D: Exactly, exactly, which, I think, you know, paramilitarism—the 72 migrants that were disappeared and then found in that clandestine grave in San Fernando, Tamaulipas in 2010 were an early and very obvious indicator of what the strategy for containing migration looks like now in Mexico, and it looks like it’s paramilitarized, but that doesn’t mean that the state isn’t, one, sort of still actively supervising it, and, two, that there aren’t state elements of the state forces actively involved in in those processes of detention and massacre.
I: Está muy cabrón, Dawn, I’m super queasy. Is there anything you’d like to add to conclude?
D: Well, I guess I would just say that I have been, like, extremely bummed out, like, I’ve been pretty depressed with everything that’s happened with COVID, I feel like the response from the Mexican government has been extremely, extremely…
I: I would say, it’s outright a continuation of the social cleansing, very perverse.
D: Exactly, that’s how it feels, it just feels wicked, it just feels like, you know, the fact that people aren’t getting any support, any extra money when their business is closed, when they can’t go to work, it’s just like, “Fend for yourselves, guys, and if you eat well and whatever, you should be fine,” you know, like they keep saying, you know, “Most people are just gonna have like a light flu,” like they keep on kind of suggesting that it’s fine to just get it, you know, “Get it and stay home,” and whatever, and it’s like, the stories that I’m hearing from people on the ground do not match up at all with, like, the official line of what’s going on, and it does, it feels like a continuation, it’s just, it’s like utter contempt for the population, and those who have the resources to not expose themselves and not be vulnerable…
I: And to get the medicine and the tests…
D: You can get the medicine, you can get the test, you can get your [narcotic] drugs through like a boutique, like, app, so don’t worry about it but if you’re, like, buying [narcotics] on the street, or if you’re, like, not able to access a test, then it’s your own fault, right? It’s like, it’s a very similar criminalize the victim, shame the victim, and it’s state policy, that is at the root of what’s taking place. And the fact that, you know, that then the sort of falseness of saying, “The mexican government can’t afford to pay people to stay home,” and it’s like, but they can afford this massive military budget, new airport, for what tourists? Tren maya…

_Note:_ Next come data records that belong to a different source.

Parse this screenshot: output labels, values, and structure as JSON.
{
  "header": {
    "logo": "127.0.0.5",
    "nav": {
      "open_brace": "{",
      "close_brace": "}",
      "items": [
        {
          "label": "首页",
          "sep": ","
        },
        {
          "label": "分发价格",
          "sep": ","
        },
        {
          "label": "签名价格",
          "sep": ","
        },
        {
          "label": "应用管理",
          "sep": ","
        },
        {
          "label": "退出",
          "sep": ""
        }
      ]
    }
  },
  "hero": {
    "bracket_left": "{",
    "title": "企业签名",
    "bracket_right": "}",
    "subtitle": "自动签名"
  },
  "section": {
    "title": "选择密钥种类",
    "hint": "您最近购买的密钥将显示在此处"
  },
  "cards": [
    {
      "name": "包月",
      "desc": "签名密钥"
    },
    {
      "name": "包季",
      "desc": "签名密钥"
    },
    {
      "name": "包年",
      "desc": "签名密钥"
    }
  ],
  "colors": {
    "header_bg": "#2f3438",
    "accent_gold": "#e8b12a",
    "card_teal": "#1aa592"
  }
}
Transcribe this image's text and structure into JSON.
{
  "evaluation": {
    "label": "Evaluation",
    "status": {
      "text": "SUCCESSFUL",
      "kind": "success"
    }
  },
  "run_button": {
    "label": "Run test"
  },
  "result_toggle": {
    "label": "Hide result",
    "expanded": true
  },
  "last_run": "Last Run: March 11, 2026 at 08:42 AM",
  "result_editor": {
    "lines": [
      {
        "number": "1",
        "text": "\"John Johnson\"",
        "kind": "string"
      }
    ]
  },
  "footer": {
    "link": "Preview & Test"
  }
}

I: The cultural center…
D: Like, all of this big builds that are supposedly, like, you know, they’re these signature projects of López Obrador, that don’t have any clear economic path in this… in the COVID age, because there is not going to be that kind of tourism probably for quite a few years; are still the ones that are just receiving all the money and, like, the refineries, it’s like, still, this huge investment and, again, it’s like Cold War, infrastructure projects, and just letting people… but it’s beyond letting people die, it’s really administering a public relations campaign to normalize a level of suffering and death that is totally unnecessary, and that is totally preventable.
I: No, and it’s like it’s a clear continuation of the Neoliberal war and the austerity measures, you know, in the culture sector, and with education that is now being centralized on television, I really fear that that’s the end of public education, you know.
D: It’s very, yeah, it’s been a, yeah, it’s been definitely a very hard couple months, and, like, honestly, I have kind of checked out a lot of stuff, and like stopped following, you know, for example the video of El Mencho, like, I see that video and I’m like, “What is this?,” like the purpose of that video is to justify militarization, it doesn’t matter who’s showing it, it’s either, “Look, the government’s weak, we need more forces,” or, “Look, the organized crime is strong, we need more forces,” like whatever way you want to look at, but, at the same time, it’s like, I’m not, like, taking the time to forensically analyze or like, I just, I’m finding, I’m like finding it super hard to connect, because it’s just like totally, overwhelmingly horrible.
I: Yeah, I hear you.